The lambada – the Greek Easter Candle – not to be mistaken for the glorious 80’s hit Lambada (see below)
is lit to represent the resurrection of Christ – new life, new beginnings. The godparents are typically the ones who provide their godsons and goddaughters lambades. Adults are usually cool with just holding a very simple white candle, typically purchased at the church. Kids, however, get a candle with some sort of toy, or decoration, or trinket, on it.
Lambades look like this:
(photos taken at the Leonidas chocolate shop in Kifisia, Athens)
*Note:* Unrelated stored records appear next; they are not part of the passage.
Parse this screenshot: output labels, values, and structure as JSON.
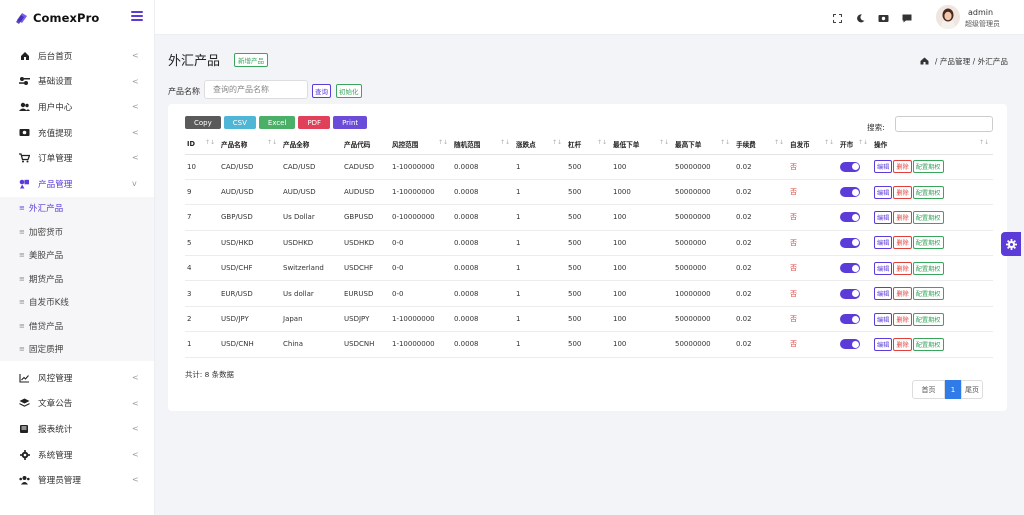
{
  "brand": {
    "name": "ComexPro"
  },
  "sidebar": {
    "items": [
      {
        "label": "后台首页",
        "icon": "home-icon",
        "arrow": "<"
      },
      {
        "label": "基础设置",
        "icon": "settings-sliders-icon",
        "arrow": "<"
      },
      {
        "label": "用户中心",
        "icon": "users-icon",
        "arrow": "<"
      },
      {
        "label": "充值提现",
        "icon": "money-icon",
        "arrow": "<"
      },
      {
        "label": "订单管理",
        "icon": "cart-icon",
        "arrow": "<"
      },
      {
        "label": "产品管理",
        "icon": "product-icon",
        "arrow": "v"
      }
    ],
    "submenu": [
      {
        "label": "外汇产品"
      },
      {
        "label": "加密货币"
      },
      {
        "label": "美股产品"
      },
      {
        "label": "期货产品"
      },
      {
        "label": "自发币K线"
      },
      {
        "label": "借贷产品"
      },
      {
        "label": "固定质押"
      }
    ],
    "items_after": [
      {
        "label": "风控管理",
        "icon": "chart-line-icon",
        "arrow": "<"
      },
      {
        "label": "文章公告",
        "icon": "layers-icon",
        "arrow": "<"
      },
      {
        "label": "报表统计",
        "icon": "report-icon",
        "arrow": "<"
      },
      {
        "label": "系统管理",
        "icon": "gear-icon",
        "arrow": "<"
      },
      {
        "label": "管理员管理",
        "icon": "admin-users-icon",
        "arrow": "<"
      }
    ]
  },
  "topbar": {
    "user_name": "admin",
    "user_role": "超级管理员"
  },
  "page": {
    "title": "外汇产品",
    "add_button": "新增产品",
    "breadcrumb": [
      "产品管理",
      "外汇产品"
    ],
    "breadcrumb_sep": "/"
  },
  "search": {
    "label": "产品名称",
    "placeholder": "查询的产品名称",
    "query_button": "查询",
    "reset_button": "初始化"
  },
  "export_buttons": [
    {
      "label": "Copy",
      "color": "#5a5a5a"
    },
    {
      "label": "CSV",
      "color": "#4fb6d6"
    },
    {
      "label": "Excel",
      "color": "#4caf68"
    },
    {
      "label": "PDF",
      "color": "#e0405a"
    },
    {
      "label": "Print",
      "color": "#6a4cd8"
    }
  ],
  "table": {
    "search_label": "搜索:",
    "columns": [
      "ID",
      "产品名称",
      "产品全称",
      "产品代码",
      "风控范围",
      "随机范围",
      "涨跌点",
      "杠杆",
      "最低下单",
      "最高下单",
      "手续费",
      "自发币",
      "开市",
      "操作"
    ],
    "rows": [
      {
        "id": "10",
        "name": "CAD/USD",
        "full": "CAD/USD",
        "code": "CADUSD",
        "risk": "1-10000000",
        "rand": "0.0008",
        "pts": "1",
        "lev": "500",
        "min": "100",
        "max": "50000000",
        "fee": "0.02",
        "self": "否"
      },
      {
        "id": "9",
        "name": "AUD/USD",
        "full": "AUD/USD",
        "code": "AUDUSD",
        "risk": "1-10000000",
        "rand": "0.0008",
        "pts": "1",
        "lev": "500",
        "min": "1000",
        "max": "50000000",
        "fee": "0.02",
        "self": "否"
      },
      {
        "id": "7",
        "name": "GBP/USD",
        "full": "Us Dollar",
        "code": "GBPUSD",
        "risk": "0-10000000",
        "rand": "0.0008",
        "pts": "1",
        "lev": "500",
        "min": "100",
        "max": "50000000",
        "fee": "0.02",
        "self": "否"
      },
      {
        "id": "5",
        "name": "USD/HKD",
        "full": "USDHKD",
        "code": "USDHKD",
        "risk": "0-0",
        "rand": "0.0008",
        "pts": "1",
        "lev": "500",
        "min": "100",
        "max": "5000000",
        "fee": "0.02",
        "self": "否"
      },
      {
        "id": "4",
        "name": "USD/CHF",
        "full": "Switzerland",
        "code": "USDCHF",
        "risk": "0-0",
        "rand": "0.0008",
        "pts": "1",
        "lev": "500",
        "min": "100",
        "max": "5000000",
        "fee": "0.02",
        "self": "否"
      },
      {
        "id": "3",
        "name": "EUR/USD",
        "full": "Us dollar",
        "code": "EURUSD",
        "risk": "0-0",
        "rand": "0.0008",
        "pts": "1",
        "lev": "500",
        "min": "100",
        "max": "10000000",
        "fee": "0.02",
        "self": "否"
      },
      {
        "id": "2",
        "name": "USD/JPY",
        "full": "Japan",
        "code": "USDJPY",
        "risk": "1-10000000",
        "rand": "0.0008",
        "pts": "1",
        "lev": "500",
        "min": "100",
        "max": "50000000",
        "fee": "0.02",
        "self": "否"
      },
      {
        "id": "1",
        "name": "USD/CNH",
        "full": "China",
        "code": "USDCNH",
        "risk": "1-10000000",
        "rand": "0.0008",
        "pts": "1",
        "lev": "500",
        "min": "100",
        "max": "50000000",
        "fee": "0.02",
        "self": "否"
      }
    ],
    "actions": {
      "edit": "编辑",
      "delete": "删除",
      "config": "配置期权"
    },
    "total": "共计: 8 条数据"
  },
  "pagination": {
    "first": "首页",
    "current": "1",
    "last": "尾页"
  },
  "colors": {
    "accent": "#5b3cd8",
    "green": "#3aa55d",
    "red": "#e0403a",
    "blue": "#2f7be8"
  }
}
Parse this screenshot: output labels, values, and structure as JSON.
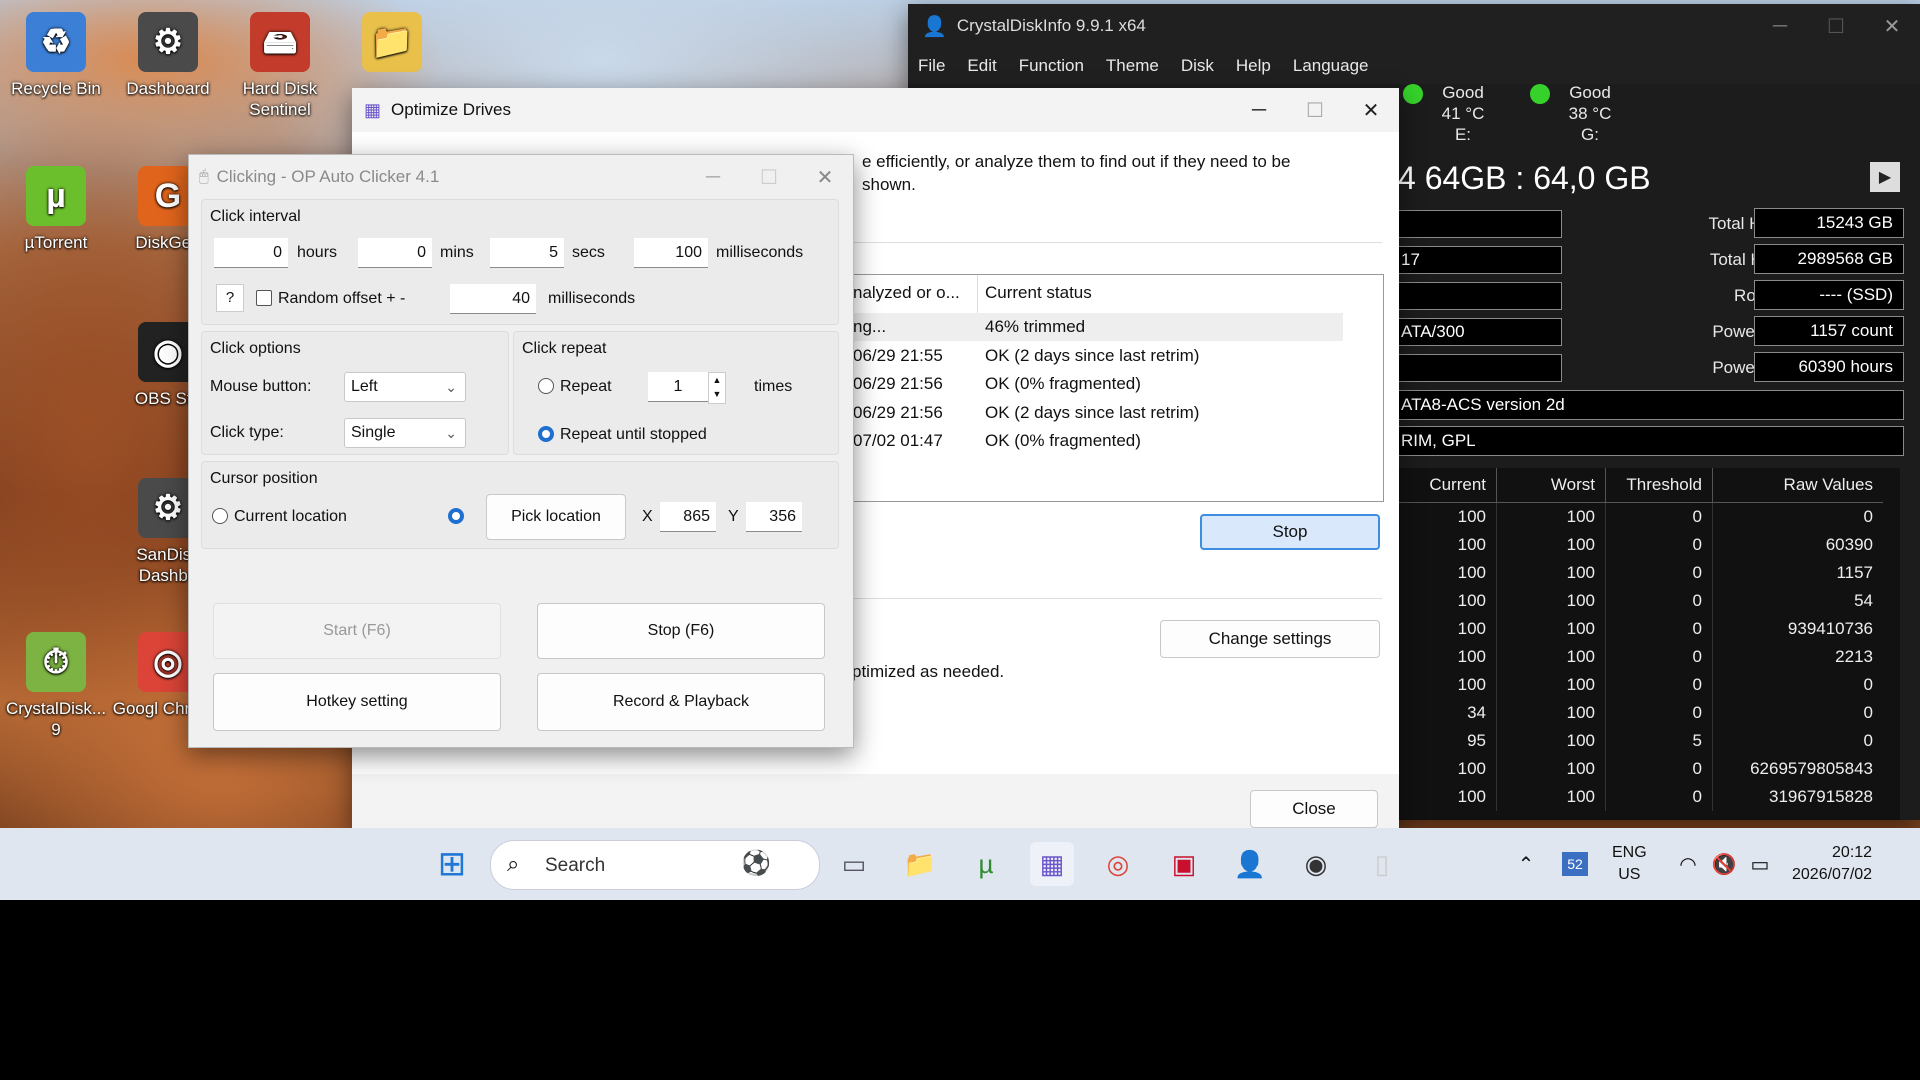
{
  "desktop": {
    "icons": [
      {
        "label": "Recycle Bin",
        "glyph": "♻",
        "color": "#3b7fd6"
      },
      {
        "label": "Dashboard",
        "glyph": "⚙",
        "color": "#4a4a4a"
      },
      {
        "label": "Hard Disk Sentinel",
        "glyph": "🖴",
        "color": "#c23b2b"
      },
      {
        "label": "",
        "glyph": "📁",
        "color": "#e8c04a"
      },
      {
        "label": "µTorrent",
        "glyph": "µ",
        "color": "#6cbf2c"
      },
      {
        "label": "DiskGen",
        "glyph": "G",
        "color": "#e0641c"
      },
      {
        "label": "OBS Stu",
        "glyph": "◉",
        "color": "#222222"
      },
      {
        "label": "SanDisk Dashbo",
        "glyph": "⚙",
        "color": "#4a4a4a"
      },
      {
        "label": "CrystalDisk... 9",
        "glyph": "⏱",
        "color": "#7cb342"
      },
      {
        "label": "Googl Chrome",
        "glyph": "◎",
        "color": "#db4437"
      }
    ]
  },
  "crystal": {
    "title": "CrystalDiskInfo 9.9.1 x64",
    "menu": [
      "File",
      "Edit",
      "Function",
      "Theme",
      "Disk",
      "Help",
      "Language"
    ],
    "drives": [
      {
        "status": "Good",
        "temp": "41 °C",
        "letter": "E:"
      },
      {
        "status": "Good",
        "temp": "38 °C",
        "letter": "G:"
      }
    ],
    "model": "4 64GB : 64,0 GB",
    "left_fields": [
      "",
      "17",
      "",
      "ATA/300",
      ""
    ],
    "stats": [
      {
        "label": "Total Host Reads",
        "value": "15243 GB"
      },
      {
        "label": "Total Host Writes",
        "value": "2989568 GB"
      },
      {
        "label": "Rotation Rate",
        "value": "---- (SSD)"
      },
      {
        "label": "Power On Count",
        "value": "1157 count"
      },
      {
        "label": "Power On Hours",
        "value": "60390 hours"
      }
    ],
    "standard": "ATA8-ACS version 2d",
    "features": "RIM, GPL",
    "smart_headers": [
      "Current",
      "Worst",
      "Threshold",
      "Raw Values"
    ],
    "smart_rows": [
      [
        "100",
        "100",
        "0",
        "0"
      ],
      [
        "100",
        "100",
        "0",
        "60390"
      ],
      [
        "100",
        "100",
        "0",
        "1157"
      ],
      [
        "100",
        "100",
        "0",
        "54"
      ],
      [
        "100",
        "100",
        "0",
        "939410736"
      ],
      [
        "100",
        "100",
        "0",
        "2213"
      ],
      [
        "100",
        "100",
        "0",
        "0"
      ],
      [
        "34",
        "100",
        "0",
        "0"
      ],
      [
        "95",
        "100",
        "5",
        "0"
      ],
      [
        "100",
        "100",
        "0",
        "6269579805843"
      ],
      [
        "100",
        "100",
        "0",
        "31967915828"
      ]
    ]
  },
  "optimize": {
    "title": "Optimize Drives",
    "desc_line1": "e efficiently, or analyze them to find out if they need to be",
    "desc_line2": "shown.",
    "col_last": "nalyzed or o...",
    "col_status": "Current status",
    "rows": [
      {
        "date": "ng...",
        "status": "46% trimmed"
      },
      {
        "date": "06/29 21:55",
        "status": "OK (2 days since last retrim)"
      },
      {
        "date": "06/29 21:56",
        "status": "OK (0% fragmented)"
      },
      {
        "date": "06/29 21:56",
        "status": "OK (2 days since last retrim)"
      },
      {
        "date": "07/02 01:47",
        "status": "OK (0% fragmented)"
      }
    ],
    "stop_label": "Stop",
    "change_settings_label": "Change settings",
    "scheduled_text": "ptimized as needed.",
    "close_label": "Close"
  },
  "clicker": {
    "title": "Clicking - OP Auto Clicker 4.1",
    "interval_title": "Click interval",
    "hours": "0",
    "hours_lbl": "hours",
    "mins": "0",
    "mins_lbl": "mins",
    "secs": "5",
    "secs_lbl": "secs",
    "ms": "100",
    "ms_lbl": "milliseconds",
    "help": "?",
    "random_lbl": "Random offset + -",
    "random_ms": "40",
    "random_ms_lbl": "milliseconds",
    "options_title": "Click options",
    "mouse_btn_lbl": "Mouse button:",
    "mouse_btn": "Left",
    "click_type_lbl": "Click type:",
    "click_type": "Single",
    "repeat_title": "Click repeat",
    "repeat_lbl": "Repeat",
    "repeat_times": "1",
    "times_lbl": "times",
    "repeat_until_lbl": "Repeat until stopped",
    "cursor_title": "Cursor position",
    "current_loc_lbl": "Current location",
    "pick_loc_lbl": "Pick location",
    "x_lbl": "X",
    "x_val": "865",
    "y_lbl": "Y",
    "y_val": "356",
    "start_lbl": "Start (F6)",
    "stop_lbl": "Stop (F6)",
    "hotkey_lbl": "Hotkey setting",
    "record_lbl": "Record & Playback"
  },
  "taskbar": {
    "search_placeholder": "Search",
    "lang1": "ENG",
    "lang2": "US",
    "time": "20:12",
    "date": "2026/07/02",
    "badge": "52"
  }
}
Honestly, I wonder how kids are really supposed to hold some of these without lighting themselves on fire. I haven’t looked up the stats on how many incidents occur at Greek Orthodox churches all around the world during holy week, but…are we crazy? Let’s just give our kids gigantic candles wrapped in various synthetic materials (that are probably mostly flammable) and light ‘em up. And have them stand next to one another. And behind and in front of people. Candles lit. It’s actually a very beautiful ceremony, and if you’ve never seen one before, it usually looks something like this.
Once everyone has the light of god, they’ve gotta get it home. Most people walk home if they live close to church. We would drive home, candles lit the whole way, careful not to light ourselves on fire. I couldn’t find any photos of what that looks like because it’s probably illegal.
I stopped holding a lambada long ago. Why? Because on one particular Holy Saturday night, having arrived at church on the early side, we took seats in one of the rows of pews. It’s often rare to find seats on Holy Saturday because it’s typically the one day everyone shows up at church. So there I am, age 11 or so, standing there, holding the light of god in my hands, letting my eyes wander, taking in the sights and sounds and smells. It was all flowers and candles and psalm and incense and being holy.
Before I even realized what was happening…whoosh! Up in flames goes the hair of the woman standing in front of me. It was 1992 and she had permed, long ringlets of Maria Carey hair, tied back with a scrunchie at the nape of the neck. I had lit a woman’s hair on fire.
I remember standing back, frozen in horror and shock – everyone around us smacking her back again and again, until the flames went out. She pulled the scrunchie out, finger combed her hair, curtly accepted my apology. We all proceeded to follow the rest of the evening’s church service – the smell of burnt hair mingling with the smell of incense. And my lambada, light of god extinguished, abandoned on the pew next to me.